In an issue of first impression, in Matter of Proposed Construction of Compressor Station (CS327), No. A-3616-20, 2023 WL 5614411 (N. J. Super. Ct. Aug. 31, 2023), the New Jersey Superior Court rejected the New Jersey Department of Environmental Protection (“DEP”)’s interpretation of the Highlands Water Protection and Planning Act (the “Highlands Act”) and found that a permittee’s project upgrade must be “routine” to be exempted from the strict permitting requirements of the Highlands Act.
Tennessee Gas Pipeline company, LLC (“Tennessee”) owns and operates a natural gas transmission system stretching from the Gulf states to New England. In order to increase the capacity of its pipeline system, Tennessee planned to construct a new station and appurtenant facilities in West Milford, New Jersey. Because the compressor station was to be located in the Highlands Preservation Area, it was subjected to the stringent water and natural resource protection standards of the Highlands Act. The DEP issued a Highlands Applicability Determination (“HAD”) to Tennessee exempting construction of the new compressor station from permitting review under N.J.S.A 13:20-28(a)(11) (“Exemption 11”). Exemption 11 relieves a public utility from having to obtain a Highlands Preservation Area Approval for "routine maintenance and operations, rehabilitation, preservation, reconstruction, repair, or upgrade of public utility lines, rights of way or systems” so long as “the activity is consistent with the goals and purposes of the Highlands Water Protection and Planning Act, N.J.S.A. 13:20-1 to 35. DEP issued the HAD without determining whether the new compressor station qualifies as a “routine upgrade” to Tennessee’s existing gas pipeline system because DEP maintained that “routine” in Exemption 11 modifies only “maintenance and operations” rather than “upgrade.” Several environmental advocacy groups appealed the HAD arguing that under basic rules of statutory construction an upgrade must be “routine” to qualify for the HAD, and the compressor station constituted a massive expansion in operations.
The court agreed with the appellants, finding that based on the language of the statute, the statutory context, and the history of the Highlands Act, the legislature only intended to exempt routine upgrades, not all upgrades, from the statutory requirements.
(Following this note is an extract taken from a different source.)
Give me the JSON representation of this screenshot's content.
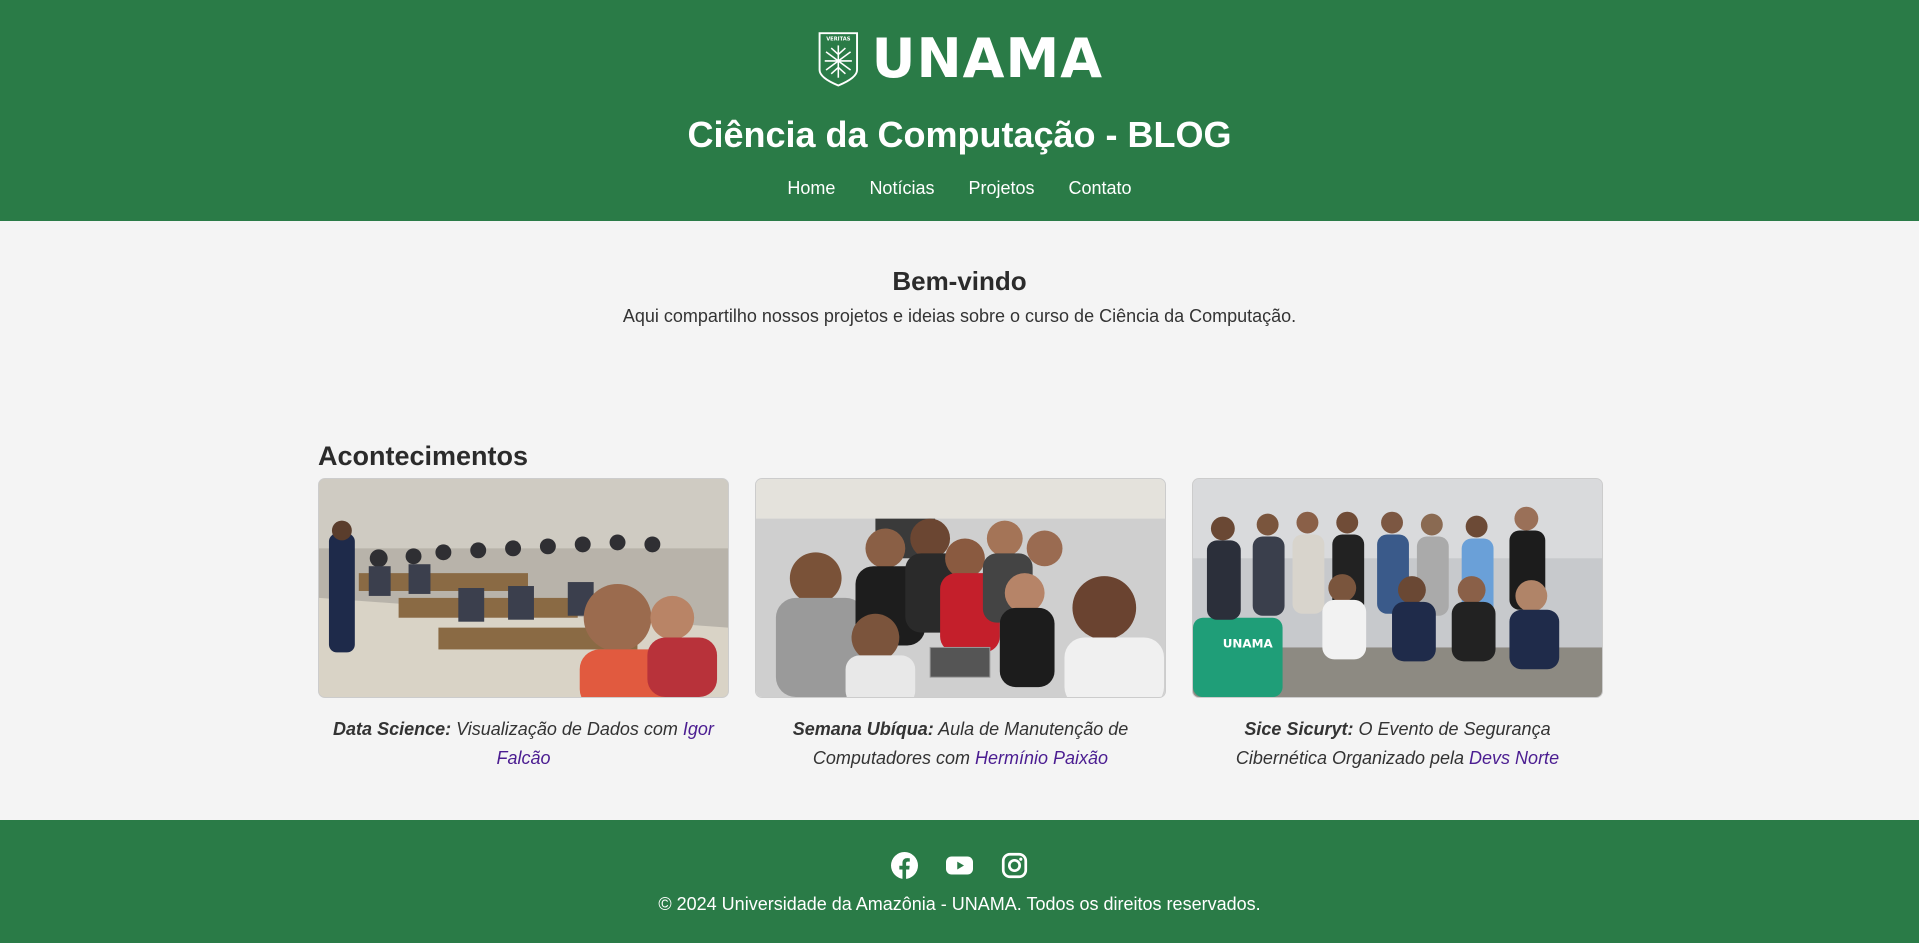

The court noted that while ordinarily it accords substantial deference to an agency’s interpretation of a statute the agency is charged with enforcing, no deference is required when that interpretation is contrary to the statutory language, or if the agency’s interpretation undermines the Legislature’s intent. Referencing the preamble of the Highlands Act, the court held that the Legislature’s intent was to protect and preserve an “area of exceptional natural resource value,” and therefore exemptions from the Highlands Act must be strictly construed.
The court held it was not plain from the language of the statute whether “routine” modified only “maintenance and operations” or each noun in the list, including “upgrade.” Accordingly, while criticizing DEP and Tennessee’s analysis as “myopically focused on sentence structure,” the court looked to the legislative intent, holding the intention of the Highlands Act was to “prohibit or limit to the maximum extent possible construction or development which is incompatible with preservation.” N.J.S.A. 13:20-10(b)(9).
Ultimately the court held, “[g]uided by the Legislature’s express declaration ‘that it is in the public interest of all the citizens of the State’ that the Preservation area be subject ‘to stringent water and natural resource protection standards, policies, planning and regulation,’  we cannot accept the Department and Tennessee’s position that the Legislature intended Exemption 11 for ‘the routine maintenance and operations, rehabilitation, preservation, reconstruction, repair, or upgrade of public utility lines, rights of way, or systems in the Preservation Area to exempt any upgrade a utility might propose and, specifically, to exempt Tennessee’s construction of a new compressor station and appurtenant facilities, including its own electric substation, at a cost of over $100 million with no showing it constituted only a ‘routine upgrade’ of its gas pipeline system.” Accordingly, the court vacated the HAD and remanded to DEP to consider whether the proposed compressor station can qualify as a “routine upgrade” to its pipeline system.
In addition to narrowing the exemptions available to permittees under the Highlands Act, this decision appears to follow the recent trend in cases such as Sackett v. EPA demonstrating that courts are no longer automatically deferring to an agency’s interpretation of a statute, particularly where the court finds the agency’s interpretation is inconsistent with the legislative intent.